RECORDS
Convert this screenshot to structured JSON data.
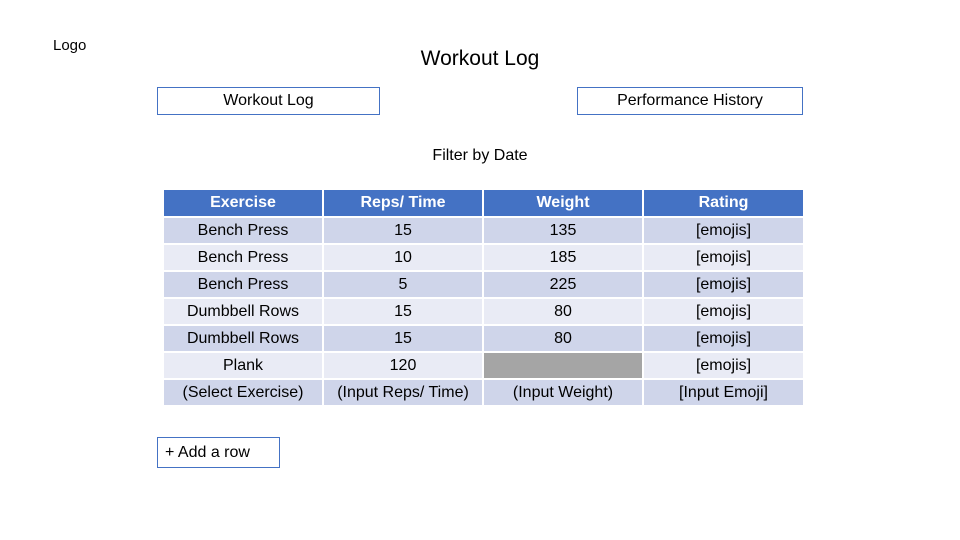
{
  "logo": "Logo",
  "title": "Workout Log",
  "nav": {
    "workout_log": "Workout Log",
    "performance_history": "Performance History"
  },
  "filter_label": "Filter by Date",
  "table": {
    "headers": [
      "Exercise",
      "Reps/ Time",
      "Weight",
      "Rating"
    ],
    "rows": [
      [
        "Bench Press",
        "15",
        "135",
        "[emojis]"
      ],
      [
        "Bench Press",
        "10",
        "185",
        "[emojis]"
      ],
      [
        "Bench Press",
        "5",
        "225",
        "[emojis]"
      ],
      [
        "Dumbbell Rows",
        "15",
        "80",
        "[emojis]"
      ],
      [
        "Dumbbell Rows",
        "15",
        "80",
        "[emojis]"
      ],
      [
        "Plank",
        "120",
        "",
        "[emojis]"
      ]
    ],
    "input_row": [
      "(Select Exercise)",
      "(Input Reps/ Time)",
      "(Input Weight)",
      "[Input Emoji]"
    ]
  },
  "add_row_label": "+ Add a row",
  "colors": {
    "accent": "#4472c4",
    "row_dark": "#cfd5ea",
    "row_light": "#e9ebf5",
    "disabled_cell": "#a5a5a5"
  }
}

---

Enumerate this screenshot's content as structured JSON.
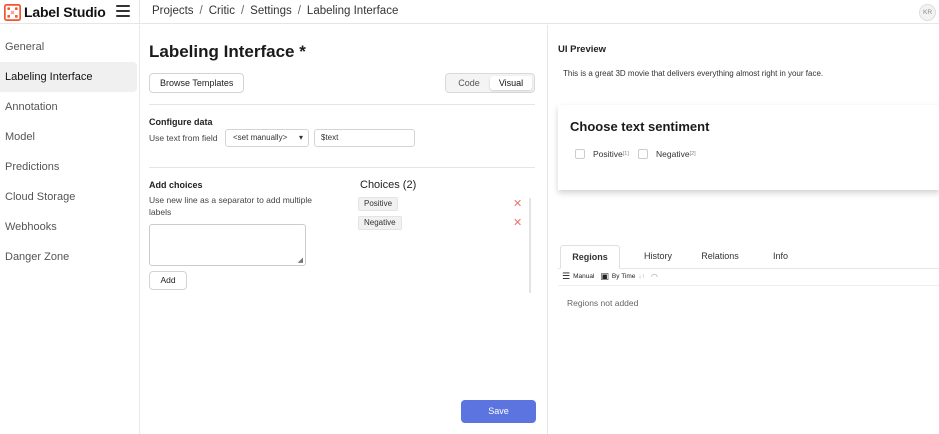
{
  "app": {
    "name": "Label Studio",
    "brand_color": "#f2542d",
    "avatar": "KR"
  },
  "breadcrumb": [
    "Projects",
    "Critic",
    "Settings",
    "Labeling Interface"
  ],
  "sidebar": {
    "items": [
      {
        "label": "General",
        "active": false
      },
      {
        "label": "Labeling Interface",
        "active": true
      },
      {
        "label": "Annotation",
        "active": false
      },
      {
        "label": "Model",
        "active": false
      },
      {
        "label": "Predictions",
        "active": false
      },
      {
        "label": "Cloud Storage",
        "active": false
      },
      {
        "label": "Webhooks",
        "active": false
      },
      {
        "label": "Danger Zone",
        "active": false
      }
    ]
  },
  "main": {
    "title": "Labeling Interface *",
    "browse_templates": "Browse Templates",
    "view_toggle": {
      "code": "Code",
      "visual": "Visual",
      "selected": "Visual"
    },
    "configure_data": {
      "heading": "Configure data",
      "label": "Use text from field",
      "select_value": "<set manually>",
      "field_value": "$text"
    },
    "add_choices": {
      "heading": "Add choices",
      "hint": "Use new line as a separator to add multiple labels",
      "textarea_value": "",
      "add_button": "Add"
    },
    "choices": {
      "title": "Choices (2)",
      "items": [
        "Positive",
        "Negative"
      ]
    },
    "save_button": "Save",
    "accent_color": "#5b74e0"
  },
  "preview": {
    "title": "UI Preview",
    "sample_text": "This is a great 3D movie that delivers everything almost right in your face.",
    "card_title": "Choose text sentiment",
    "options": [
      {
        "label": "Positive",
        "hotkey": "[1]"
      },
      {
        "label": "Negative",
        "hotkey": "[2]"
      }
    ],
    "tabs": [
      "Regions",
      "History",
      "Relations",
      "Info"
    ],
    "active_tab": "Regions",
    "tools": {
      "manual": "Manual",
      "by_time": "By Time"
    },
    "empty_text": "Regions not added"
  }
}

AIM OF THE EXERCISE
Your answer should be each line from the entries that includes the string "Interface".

REPLY
    "Labeling Interface"
        "label": "Labeling Interface",
    "title": "Labeling Interface *",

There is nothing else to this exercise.